“She’s a good friend of mine, we’ve collaborated for many years,” says Spence, a keyboard player renowned for his improvisation skills.

Satoko and her husband, trumpeter Natsuki Tamura, are in Australia thanks to an Australia Japan Foundation grant to support the ongoing collaboration between them and Spence, and the residency is one facet of that that.

“This is the first time we have had internationally recognised improvisers in residence at UNSW,” says Spence.

On 25 May, Spence will be in conversation with Fujii for the annual Covell Lecture. We Can Play Anything will be a rumination on musical identity and the importance of curiosity and a demonstration of just where that curiosity can take a musician.

The following night Fujii and Tamura will join the UNSW Jazz Orchestra and Advanced Jazz Ensemble for Listen Up!, curated and conducted by Spence and internationally renowned saxophonist and composer Sandy Evans, who has also recently joined UNSW’s teaching ranks on a permanent basis.

Fujii and Tamura will join UNSW’s Advanced Jazz Ensemble to play a set of Satoko’s compositions before Satoko takes up the baton to conduct the UNSW Jazz Orchestra performing her 2016 composition Fukushima Suite, with Tamura as guest trumpeter and soloist.

The evening will include a special improvisation by Satoko, Tamura, Spence, Evans and cellist John Napier.

Spence says the residency comes as UNSW is beefing up its jazz studies, which until recently has had only casual academic input.

“I think at UNSW, you’re always dealing across genres and across styles and you’re mixing with people across different practices, which is a really healthy thing.

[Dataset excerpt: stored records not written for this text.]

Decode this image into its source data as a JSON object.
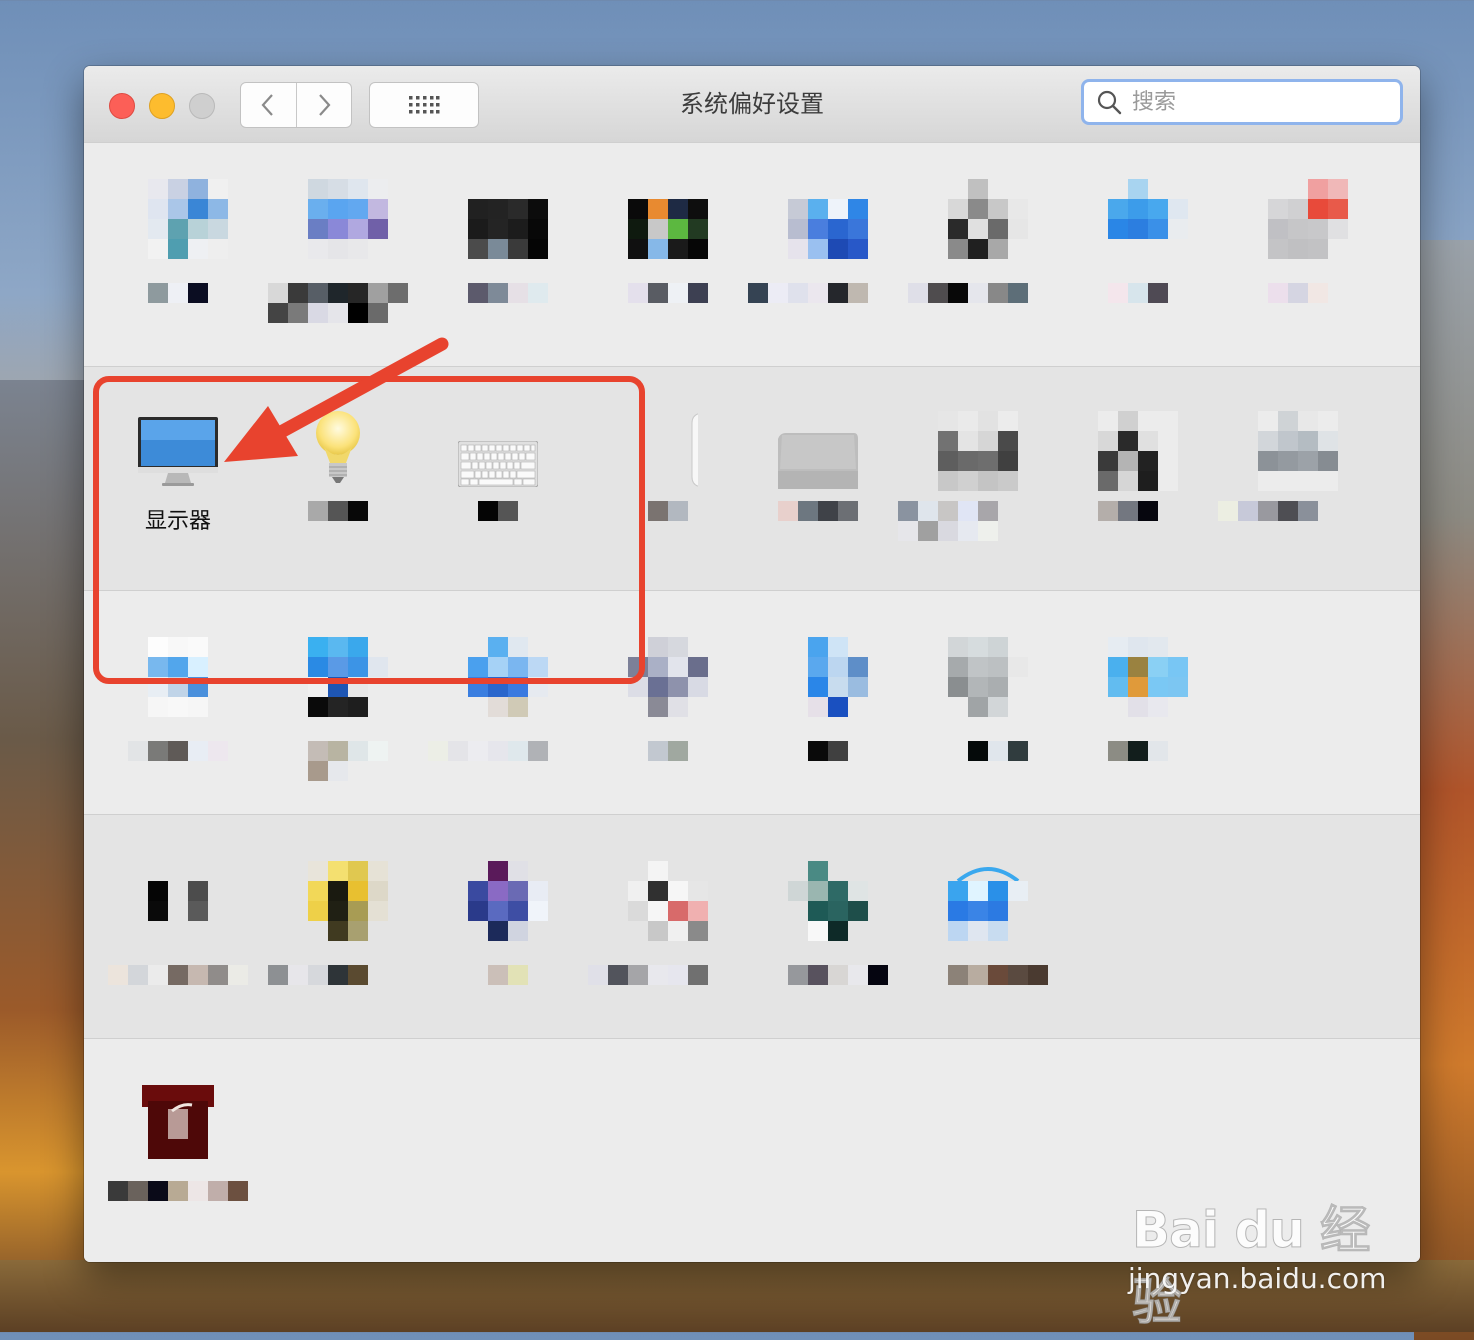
{
  "window": {
    "title": "系统偏好设置",
    "search_placeholder": "搜索"
  },
  "highlighted_pane": {
    "label": "显示器"
  },
  "watermark": {
    "logo": "Bai du 经验",
    "url": "jingyan.baidu.com"
  },
  "colors": {
    "highlight_box": "#e8432e",
    "arrow": "#e8432e",
    "search_focus_ring": "#8fb4ec"
  },
  "icons": {
    "display": "monitor-icon",
    "energy": "lightbulb-icon",
    "keyboard": "keyboard-icon",
    "mouse": "mouse-icon",
    "trackpad": "trackpad-icon"
  }
}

I think that’s the strength of this school. We’re trying to promote and strengthen jazz and improvised performance so it’s attractive and relevant to people but still have these outlets and possibilities for cross fertilisation,” he says.

“The improvisation we’re talking about here is not necessarily jazz focused. You’re trying to equip people with skills for making music up on the spot.”

That is as much a thrill for him as it is for the students who find their creative voice: “I do enjoy seeing people get genuinely excited about improvising,” Spence says.

“We have a fundamentals of improvisation course which is largely dealing with classical musicians who’ve never improvised before, and that’s always very exciting for me. They love it.

“The more you do it, the more comfortable you get with it. It often just takes the first few minutes and students say ‘Oh, I know stuff!’ It’s building on the foundations of their musical knowledge, and they’re very skilled and have good ears so they can definitely do it. It’s just that they’ve never had a go at trying before, so I really enjoy that side of it.”

"We can play anything": Satoko Fujii on creative determination and the musical self is at Io Myers Studio on 25 May, 7-9pm. The event is free, registrations essential here.

Listen Up! Satoko Fujii with UNSW Music is at Io Myers Studio on 26 May, 7-8.30pm. Tickets available here.